Jobbers: Post-Honeymoon Bliss?
In June 2010, in this magazine, I wrote a column about the future of fuels retailing after the liquidation of the thousands of retail branded assets and businesses sold off by major and regional oil companies to local jobbers. The content of the article was focused mainly on helping fuel marketers/distributors properly bid on and acquire assets at the right price. However, it also touched upon how to effectively transition the store operators/dealers that were to be “acquired” with the hard assets.
Now, nearly two years later, and as a footnote to this issue’s cover story, I offer some fresh perspective.
Since I started my company in 2008, I have worked on numerous acquisitions. As an “industry insider,” I have also had the benefit of hearing about and observing what transpires after the closing and after the honeymoon period expires and reality sets in.
What should be obvious here is that the relationship between the jobber and a store operator is very much like a marriage. And just like a marriage, the parties must work together if they are both to grow and prosper.
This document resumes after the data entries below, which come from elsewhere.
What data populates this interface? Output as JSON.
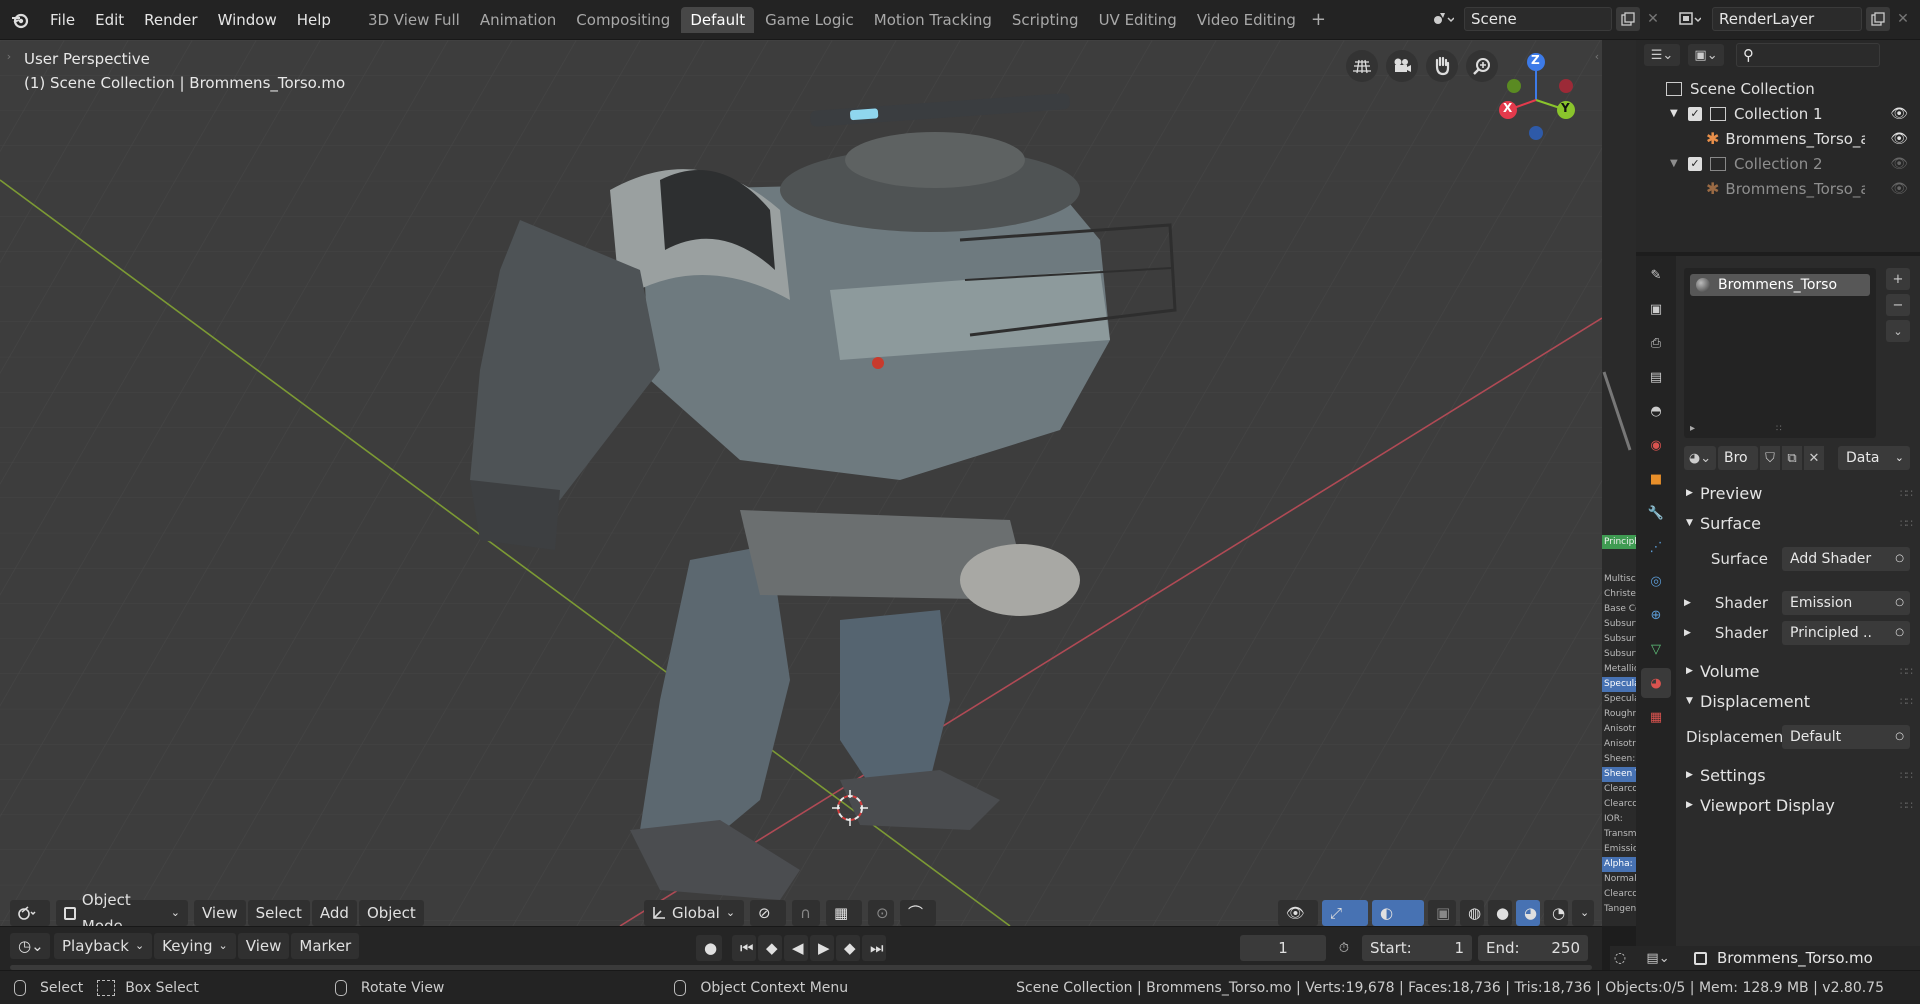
{
  "menu": [
    "File",
    "Edit",
    "Render",
    "Window",
    "Help"
  ],
  "workspaces": [
    {
      "label": "3D View Full",
      "active": false
    },
    {
      "label": "Animation",
      "active": false
    },
    {
      "label": "Compositing",
      "active": false
    },
    {
      "label": "Default",
      "active": true
    },
    {
      "label": "Game Logic",
      "active": false
    },
    {
      "label": "Motion Tracking",
      "active": false
    },
    {
      "label": "Scripting",
      "active": false
    },
    {
      "label": "UV Editing",
      "active": false
    },
    {
      "label": "Video Editing",
      "active": false
    }
  ],
  "add_workspace": "+",
  "scene_name": "Scene",
  "render_layer": "RenderLayer",
  "viewport": {
    "perspective": "User Perspective",
    "context": "(1) Scene Collection | Brommens_Torso.mo",
    "gizmo": {
      "z": "Z",
      "y": "Y",
      "x": "X"
    },
    "header": {
      "mode": "Object Mode",
      "menus": [
        "View",
        "Select",
        "Add",
        "Object"
      ],
      "transform": "Global"
    }
  },
  "node_strip": {
    "header": "Principle",
    "items": [
      {
        "label": "Multiscat",
        "hl": false
      },
      {
        "label": "Christens",
        "hl": false
      },
      {
        "label": "Base Col",
        "hl": false
      },
      {
        "label": "Subsurfa",
        "hl": false
      },
      {
        "label": "Subsurfa",
        "hl": false
      },
      {
        "label": "Subsurf..",
        "hl": false
      },
      {
        "label": "Metallic",
        "hl": false
      },
      {
        "label": "Specula",
        "hl": true
      },
      {
        "label": "Specula",
        "hl": false
      },
      {
        "label": "Roughne",
        "hl": false
      },
      {
        "label": "Anisotro",
        "hl": false
      },
      {
        "label": "Anisotro",
        "hl": false
      },
      {
        "label": "Sheen:",
        "hl": false
      },
      {
        "label": "Sheen T",
        "hl": true
      },
      {
        "label": "Clearcoa",
        "hl": false
      },
      {
        "label": "Clearcoa",
        "hl": false
      },
      {
        "label": "IOR:",
        "hl": false
      },
      {
        "label": "Transmi",
        "hl": false
      },
      {
        "label": "Emission",
        "hl": false
      },
      {
        "label": "Alpha:",
        "hl": true
      },
      {
        "label": "Normal",
        "hl": false
      },
      {
        "label": "Clearcoa",
        "hl": false
      },
      {
        "label": "Tangent",
        "hl": false
      }
    ]
  },
  "outliner": {
    "rows": [
      {
        "label": "Scene Collection",
        "dim": false
      },
      {
        "label": "Collection 1",
        "dim": false
      },
      {
        "label": "Brommens_Torso_arm",
        "dim": false
      },
      {
        "label": "Collection 2",
        "dim": true
      },
      {
        "label": "Brommens_Torso_arm",
        "dim": true
      }
    ]
  },
  "material": {
    "slot": "Brommens_Torso",
    "datablock": "Bro",
    "data_mode": "Data",
    "panels": {
      "preview": "Preview",
      "surface": "Surface",
      "volume": "Volume",
      "displacement": "Displacement",
      "settings": "Settings",
      "viewport_display": "Viewport Display"
    },
    "rows": [
      {
        "label": "Surface",
        "value": "Add Shader"
      },
      {
        "label": "Shader",
        "value": "Emission"
      },
      {
        "label": "Shader",
        "value": "Principled .."
      },
      {
        "label": "Displacement",
        "value": "Default"
      }
    ]
  },
  "props_footer": "Brommens_Torso.mo",
  "timeline": {
    "menus": [
      "Playback",
      "Keying",
      "View",
      "Marker"
    ],
    "current_frame": "1",
    "start_label": "Start:",
    "start": "1",
    "end_label": "End:",
    "end": "250"
  },
  "status": {
    "select": "Select",
    "box_select": "Box Select",
    "rotate": "Rotate View",
    "context_menu": "Object Context Menu",
    "stats": "Scene Collection | Brommens_Torso.mo | Verts:19,678 | Faces:18,736 | Tris:18,736 | Objects:0/5 | Mem: 128.9 MB | v2.80.75"
  },
  "colors": {
    "accent": "#4772b3",
    "x_axis": "#e43a4c",
    "y_axis": "#8ac42c",
    "z_axis": "#3d7be8",
    "viewport_bg": "#3d3d3d"
  }
}
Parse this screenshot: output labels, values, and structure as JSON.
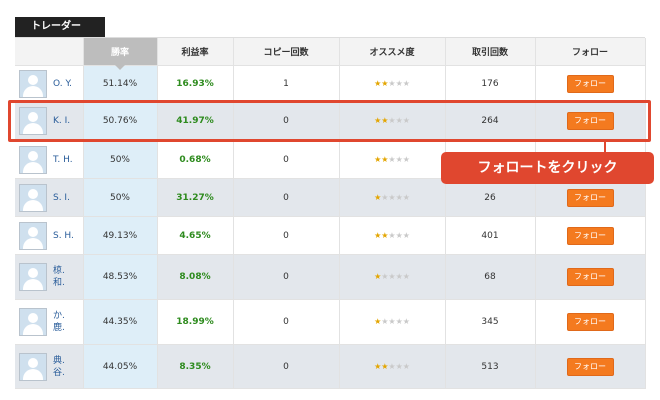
{
  "tab_label": "トレーダー",
  "headers": {
    "user": "",
    "win_rate": "勝率",
    "profit_rate": "利益率",
    "copy_count": "コピー回数",
    "recommend": "オススメ度",
    "trade_count": "取引回数",
    "follow": "フォロー"
  },
  "rows": [
    {
      "name_line1": "O. Y.",
      "name_line2": "",
      "win_rate": "51.14%",
      "profit_rate": "16.93%",
      "copies": "1",
      "stars_filled": 2,
      "stars_total": 5,
      "trades": "176",
      "follow_label": "フォロー"
    },
    {
      "name_line1": "K. I.",
      "name_line2": "",
      "win_rate": "50.76%",
      "profit_rate": "41.97%",
      "copies": "0",
      "stars_filled": 2,
      "stars_total": 5,
      "trades": "264",
      "follow_label": "フォロー"
    },
    {
      "name_line1": "T. H.",
      "name_line2": "",
      "win_rate": "50%",
      "profit_rate": "0.68%",
      "copies": "0",
      "stars_filled": 2,
      "stars_total": 5,
      "trades": "",
      "follow_label": ""
    },
    {
      "name_line1": "S. I.",
      "name_line2": "",
      "win_rate": "50%",
      "profit_rate": "31.27%",
      "copies": "0",
      "stars_filled": 1,
      "stars_total": 5,
      "trades": "26",
      "follow_label": "フォロー"
    },
    {
      "name_line1": "S. H.",
      "name_line2": "",
      "win_rate": "49.13%",
      "profit_rate": "4.65%",
      "copies": "0",
      "stars_filled": 2,
      "stars_total": 5,
      "trades": "401",
      "follow_label": "フォロー"
    },
    {
      "name_line1": "椋.",
      "name_line2": "和.",
      "win_rate": "48.53%",
      "profit_rate": "8.08%",
      "copies": "0",
      "stars_filled": 1,
      "stars_total": 5,
      "trades": "68",
      "follow_label": "フォロー"
    },
    {
      "name_line1": "か.",
      "name_line2": "鹿.",
      "win_rate": "44.35%",
      "profit_rate": "18.99%",
      "copies": "0",
      "stars_filled": 1,
      "stars_total": 5,
      "trades": "345",
      "follow_label": "フォロー"
    },
    {
      "name_line1": "典.",
      "name_line2": "谷.",
      "win_rate": "44.05%",
      "profit_rate": "8.35%",
      "copies": "0",
      "stars_filled": 2,
      "stars_total": 5,
      "trades": "513",
      "follow_label": "フォロー"
    }
  ],
  "callout_text": "フォロートをクリック",
  "colors": {
    "accent_orange": "#f47a1f",
    "highlight_red": "#e0472f",
    "profit_green": "#2e8b1e"
  }
}
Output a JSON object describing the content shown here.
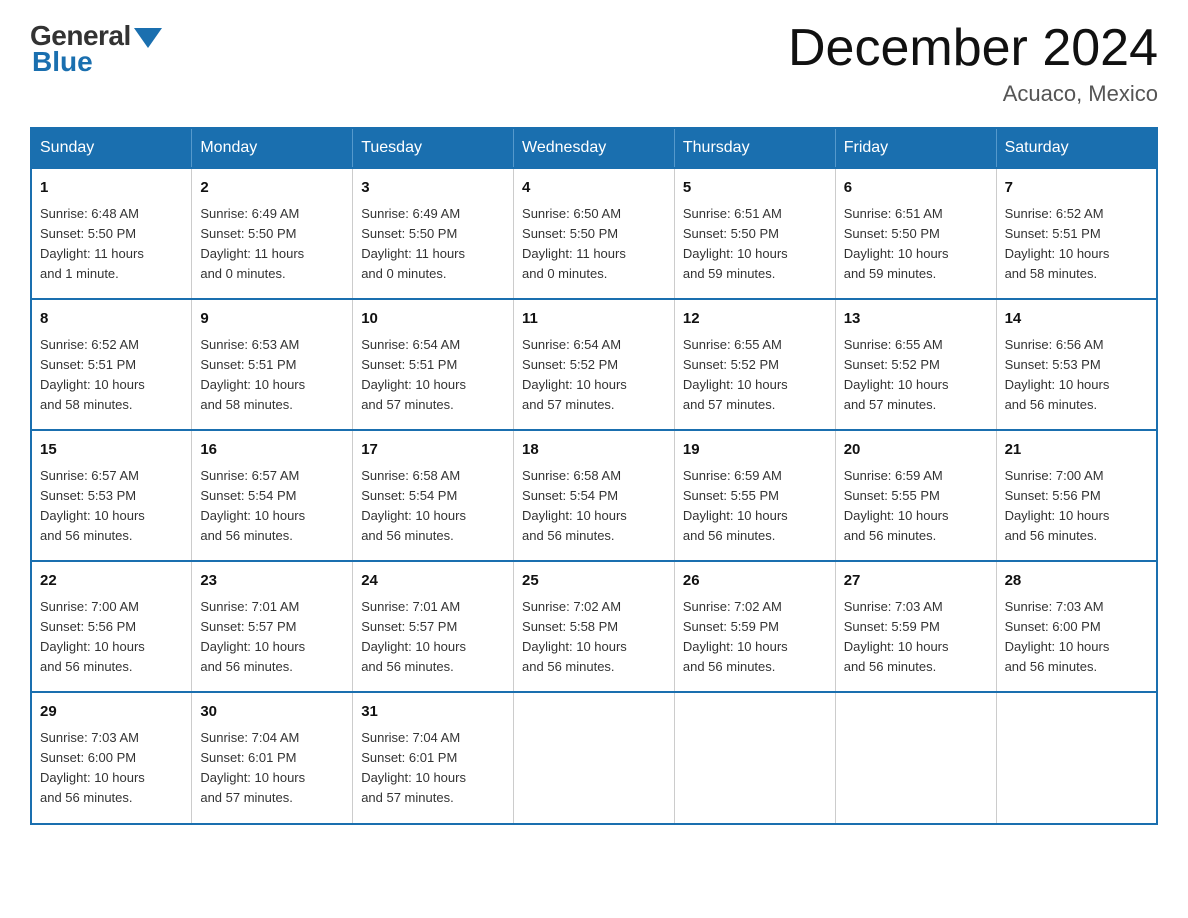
{
  "logo": {
    "general": "General",
    "blue": "Blue"
  },
  "header": {
    "title": "December 2024",
    "location": "Acuaco, Mexico"
  },
  "days_of_week": [
    "Sunday",
    "Monday",
    "Tuesday",
    "Wednesday",
    "Thursday",
    "Friday",
    "Saturday"
  ],
  "weeks": [
    [
      {
        "day": "1",
        "sunrise": "6:48 AM",
        "sunset": "5:50 PM",
        "daylight": "11 hours and 1 minute."
      },
      {
        "day": "2",
        "sunrise": "6:49 AM",
        "sunset": "5:50 PM",
        "daylight": "11 hours and 0 minutes."
      },
      {
        "day": "3",
        "sunrise": "6:49 AM",
        "sunset": "5:50 PM",
        "daylight": "11 hours and 0 minutes."
      },
      {
        "day": "4",
        "sunrise": "6:50 AM",
        "sunset": "5:50 PM",
        "daylight": "11 hours and 0 minutes."
      },
      {
        "day": "5",
        "sunrise": "6:51 AM",
        "sunset": "5:50 PM",
        "daylight": "10 hours and 59 minutes."
      },
      {
        "day": "6",
        "sunrise": "6:51 AM",
        "sunset": "5:50 PM",
        "daylight": "10 hours and 59 minutes."
      },
      {
        "day": "7",
        "sunrise": "6:52 AM",
        "sunset": "5:51 PM",
        "daylight": "10 hours and 58 minutes."
      }
    ],
    [
      {
        "day": "8",
        "sunrise": "6:52 AM",
        "sunset": "5:51 PM",
        "daylight": "10 hours and 58 minutes."
      },
      {
        "day": "9",
        "sunrise": "6:53 AM",
        "sunset": "5:51 PM",
        "daylight": "10 hours and 58 minutes."
      },
      {
        "day": "10",
        "sunrise": "6:54 AM",
        "sunset": "5:51 PM",
        "daylight": "10 hours and 57 minutes."
      },
      {
        "day": "11",
        "sunrise": "6:54 AM",
        "sunset": "5:52 PM",
        "daylight": "10 hours and 57 minutes."
      },
      {
        "day": "12",
        "sunrise": "6:55 AM",
        "sunset": "5:52 PM",
        "daylight": "10 hours and 57 minutes."
      },
      {
        "day": "13",
        "sunrise": "6:55 AM",
        "sunset": "5:52 PM",
        "daylight": "10 hours and 57 minutes."
      },
      {
        "day": "14",
        "sunrise": "6:56 AM",
        "sunset": "5:53 PM",
        "daylight": "10 hours and 56 minutes."
      }
    ],
    [
      {
        "day": "15",
        "sunrise": "6:57 AM",
        "sunset": "5:53 PM",
        "daylight": "10 hours and 56 minutes."
      },
      {
        "day": "16",
        "sunrise": "6:57 AM",
        "sunset": "5:54 PM",
        "daylight": "10 hours and 56 minutes."
      },
      {
        "day": "17",
        "sunrise": "6:58 AM",
        "sunset": "5:54 PM",
        "daylight": "10 hours and 56 minutes."
      },
      {
        "day": "18",
        "sunrise": "6:58 AM",
        "sunset": "5:54 PM",
        "daylight": "10 hours and 56 minutes."
      },
      {
        "day": "19",
        "sunrise": "6:59 AM",
        "sunset": "5:55 PM",
        "daylight": "10 hours and 56 minutes."
      },
      {
        "day": "20",
        "sunrise": "6:59 AM",
        "sunset": "5:55 PM",
        "daylight": "10 hours and 56 minutes."
      },
      {
        "day": "21",
        "sunrise": "7:00 AM",
        "sunset": "5:56 PM",
        "daylight": "10 hours and 56 minutes."
      }
    ],
    [
      {
        "day": "22",
        "sunrise": "7:00 AM",
        "sunset": "5:56 PM",
        "daylight": "10 hours and 56 minutes."
      },
      {
        "day": "23",
        "sunrise": "7:01 AM",
        "sunset": "5:57 PM",
        "daylight": "10 hours and 56 minutes."
      },
      {
        "day": "24",
        "sunrise": "7:01 AM",
        "sunset": "5:57 PM",
        "daylight": "10 hours and 56 minutes."
      },
      {
        "day": "25",
        "sunrise": "7:02 AM",
        "sunset": "5:58 PM",
        "daylight": "10 hours and 56 minutes."
      },
      {
        "day": "26",
        "sunrise": "7:02 AM",
        "sunset": "5:59 PM",
        "daylight": "10 hours and 56 minutes."
      },
      {
        "day": "27",
        "sunrise": "7:03 AM",
        "sunset": "5:59 PM",
        "daylight": "10 hours and 56 minutes."
      },
      {
        "day": "28",
        "sunrise": "7:03 AM",
        "sunset": "6:00 PM",
        "daylight": "10 hours and 56 minutes."
      }
    ],
    [
      {
        "day": "29",
        "sunrise": "7:03 AM",
        "sunset": "6:00 PM",
        "daylight": "10 hours and 56 minutes."
      },
      {
        "day": "30",
        "sunrise": "7:04 AM",
        "sunset": "6:01 PM",
        "daylight": "10 hours and 57 minutes."
      },
      {
        "day": "31",
        "sunrise": "7:04 AM",
        "sunset": "6:01 PM",
        "daylight": "10 hours and 57 minutes."
      },
      null,
      null,
      null,
      null
    ]
  ],
  "labels": {
    "sunrise": "Sunrise:",
    "sunset": "Sunset:",
    "daylight": "Daylight:"
  }
}
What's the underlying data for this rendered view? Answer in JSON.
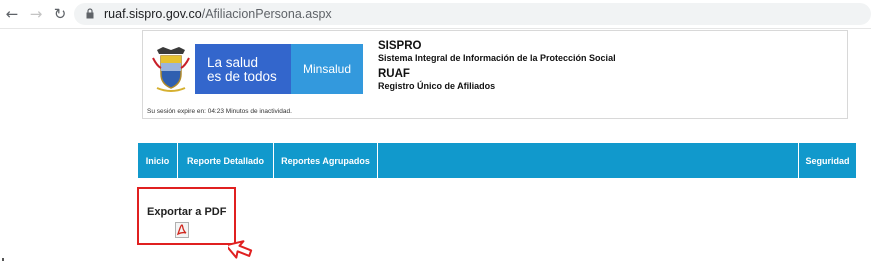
{
  "browser": {
    "back_icon": "arrow-left-icon",
    "forward_icon": "arrow-right-icon",
    "reload_icon": "reload-icon",
    "url_host": "ruaf.sispro.gov.co",
    "url_path": "/AfiliacionPersona.aspx"
  },
  "header": {
    "banner_line1": "La salud",
    "banner_line2": "es de todos",
    "banner_ministry": "Minsalud",
    "system_title": "SISPRO",
    "system_subtitle": "Sistema Integral de Información de la Protección Social",
    "ruaf_title": "RUAF",
    "ruaf_subtitle": "Registro Único de Afiliados",
    "session_text": "Su sesión expire en: 04:23 Minutos de inactividad."
  },
  "menu": {
    "items": [
      {
        "label": "Inicio"
      },
      {
        "label": "Reporte Detallado"
      },
      {
        "label": "Reportes Agrupados"
      }
    ],
    "right_item": {
      "label": "Seguridad"
    }
  },
  "export": {
    "label": "Exportar a PDF",
    "icon": "pdf-icon"
  },
  "colors": {
    "menu_bg": "#1199cc",
    "banner_blue": "#3366cc",
    "banner_light": "#3399dd",
    "highlight": "#e02020"
  }
}
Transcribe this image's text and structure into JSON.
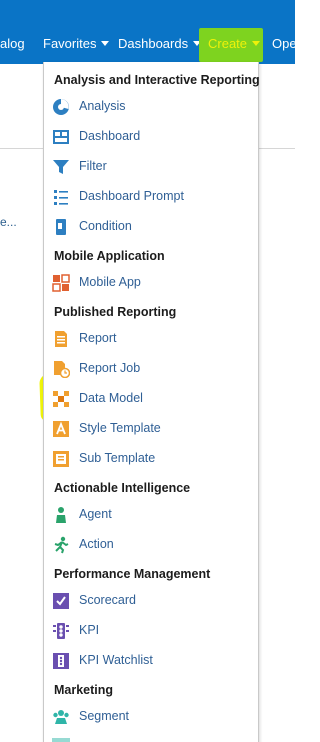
{
  "nav": {
    "items": [
      {
        "label": "alog"
      },
      {
        "label": "Favorites"
      },
      {
        "label": "Dashboards"
      },
      {
        "label": "Create"
      },
      {
        "label": "Ope"
      }
    ]
  },
  "background": {
    "truncated_text": "e..."
  },
  "menu": {
    "sections": {
      "analysis": "Analysis and Interactive Reporting",
      "mobile": "Mobile Application",
      "published": "Published Reporting",
      "actionable": "Actionable Intelligence",
      "performance": "Performance Management",
      "marketing": "Marketing"
    },
    "items": {
      "analysis": "Analysis",
      "dashboard": "Dashboard",
      "filter": "Filter",
      "dashboard_prompt": "Dashboard Prompt",
      "condition": "Condition",
      "mobile_app": "Mobile App",
      "report": "Report",
      "report_job": "Report Job",
      "data_model": "Data Model",
      "style_template": "Style Template",
      "sub_template": "Sub Template",
      "agent": "Agent",
      "action": "Action",
      "scorecard": "Scorecard",
      "kpi": "KPI",
      "kpi_watchlist": "KPI Watchlist",
      "segment": "Segment"
    }
  },
  "colors": {
    "nav_background": "#0a74c6",
    "create_highlight": "#7ed31f",
    "annotation_yellow": "#f0f50a",
    "menu_link": "#2f5f95"
  },
  "icons": {
    "analysis": "pie-chart-icon",
    "dashboard": "dashboard-grid-icon",
    "filter": "funnel-icon",
    "dashboard_prompt": "prompt-list-icon",
    "condition": "condition-icon",
    "mobile_app": "mobile-app-icon",
    "report": "report-document-icon",
    "report_job": "scheduled-report-icon",
    "data_model": "data-model-icon",
    "style_template": "style-template-icon",
    "sub_template": "sub-template-icon",
    "agent": "agent-person-icon",
    "action": "action-runner-icon",
    "scorecard": "scorecard-icon",
    "kpi": "kpi-icon",
    "kpi_watchlist": "kpi-watchlist-icon",
    "segment": "segment-group-icon"
  }
}
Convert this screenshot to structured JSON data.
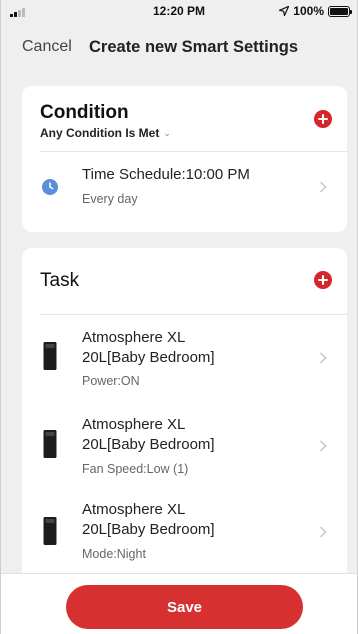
{
  "status_bar": {
    "time": "12:20 PM",
    "battery": "100%",
    "battery_level": 1.0
  },
  "nav": {
    "cancel_label": "Cancel",
    "title": "Create new Smart Settings"
  },
  "condition": {
    "title": "Condition",
    "match_mode": "Any Condition Is Met",
    "items": [
      {
        "label": "Time Schedule:10:00 PM",
        "detail": "Every day",
        "icon": "clock-icon"
      }
    ]
  },
  "task": {
    "title": "Task",
    "items": [
      {
        "name_line1": "Atmosphere XL",
        "name_line2": "20L[Baby Bedroom]",
        "detail": "Power:ON",
        "icon": "air-purifier-icon"
      },
      {
        "name_line1": "Atmosphere XL",
        "name_line2": "20L[Baby Bedroom]",
        "detail": "Fan Speed:Low (1)",
        "icon": "air-purifier-icon"
      },
      {
        "name_line1": "Atmosphere XL",
        "name_line2": "20L[Baby Bedroom]",
        "detail": "Mode:Night",
        "icon": "air-purifier-icon"
      }
    ]
  },
  "footer": {
    "save_label": "Save"
  },
  "colors": {
    "accent_red": "#d63030",
    "clock_blue": "#5b8fd9",
    "background": "#efefef"
  }
}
While jobbers and the operators of their stores are not “partners” in the true sense, they are absolutely reliant upon each other because they have mutual, connected business interests. As such, the relative financial well being of both is extremely important for a store chain to remain viable, especially in today’s strained economic climate. Dealers/commission agents/operators must have a healthy business model if the distributors who deliver fuel and otherwise service them are to maintain a healthy balance sheet. The converse is also true as in any symbiotic relationship, like a marriage. Each is reliant on the other for survival.
Keep a Healthy Relationship
In these circumstances, the advice I offer my clients is as follows:
1. Extend an olive branch: The way in which your company acts toward its operators is extremely telling about how the business relationship is going to work. Whether you have acquired assets recently or have had them under your stewardship for some time, the jobbers’ goal should be to display cooperation vs. being rigid or inflexible toward operator needs. Any appearance that their relatively new jobber/ supplier is intransigent will be met with resistance, which can lead to poor business relations and stagnant fuel volume. You should continuously look for ways to help them grow their business and maintain relative financial health.
2. Offer meaningful marketing programs: The day you closed on your acquisition is the day you became the “face” of the brand in the eyes of your store operators. And while the oil companies substantially cut back on retail marketing programs over the years, there was a baseline of marketing support. Consider ways to develop value-added economic programs that can enhance the brand and generate volume. Suggestions could include fuel-quality messaging, promotional tie-ins with motor fuel if permitted in your state(s), and promoting creditcard or loyalty-program benefits.
3. Test the water with volume-based incentives: Back in the 1990s, it was common for oil companies to offer their retailers incentives for volume growth based on percentage year-over-year increases accompanied by cents-per-gallon rebates. These programs were relatively successful, and they allowed operators the opportunity to improve their overall bottom line. Because the U.S. retail volume outlook is generally flat, this may be one way to stimulate demand. This does not have to be a “back to gallon one” program, or even for all grades. Be creative. Also be sure to test-market and check for competitive reaction.
4. Consider offering a rent-to-buy program for operators: Retail operators prefer to own their property, and it may be advantageous for you to consider selling the property or establishing a rent-toown structure in certain cases. And with a long-term supply contract and less capital employed, this may make good business sense for both parties.
5. Maintain an open-door and “willing to listen” policy, and mean it: It costs you nothing and will go a long way toward building solid relations with operators.